Problem requirements:
Within the records below, filter for lines carrying the word "blocklist" and copy them.

The data:

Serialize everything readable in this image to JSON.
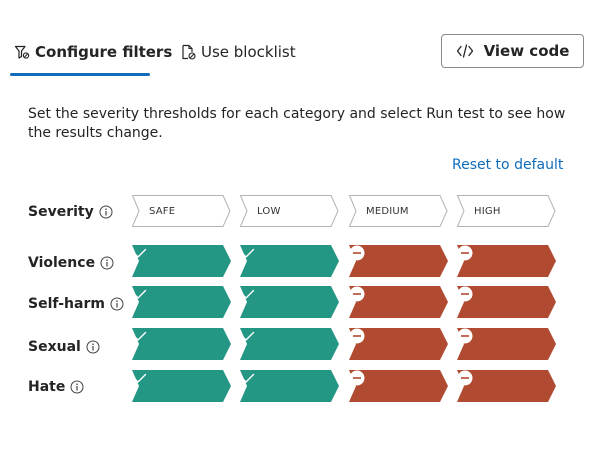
{
  "tabs": [
    {
      "label": "Configure filters",
      "icon": "filter-icon",
      "active": true
    },
    {
      "label": "Use blocklist",
      "icon": "blocklist-icon",
      "active": false
    }
  ],
  "view_code": {
    "label": "View code",
    "icon": "code-icon"
  },
  "description": "Set the severity thresholds for each category and select Run test to see how the results change.",
  "reset_label": "Reset to default",
  "severity": {
    "label": "Severity",
    "levels": [
      "SAFE",
      "LOW",
      "MEDIUM",
      "HIGH"
    ]
  },
  "categories": [
    {
      "label": "Violence",
      "states": [
        "allowed",
        "allowed",
        "blocked",
        "blocked"
      ]
    },
    {
      "label": "Self-harm",
      "states": [
        "allowed",
        "allowed",
        "blocked",
        "blocked"
      ]
    },
    {
      "label": "Sexual",
      "states": [
        "allowed",
        "allowed",
        "blocked",
        "blocked"
      ]
    },
    {
      "label": "Hate",
      "states": [
        "allowed",
        "allowed",
        "blocked",
        "blocked"
      ]
    }
  ],
  "colors": {
    "accent": "#0f6cbd",
    "allowed": "#249684",
    "blocked": "#b04a30",
    "header_border": "#b3b3b3"
  }
}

Final answer:
      "label": "Use blocklist",
      "icon": "blocklist-icon",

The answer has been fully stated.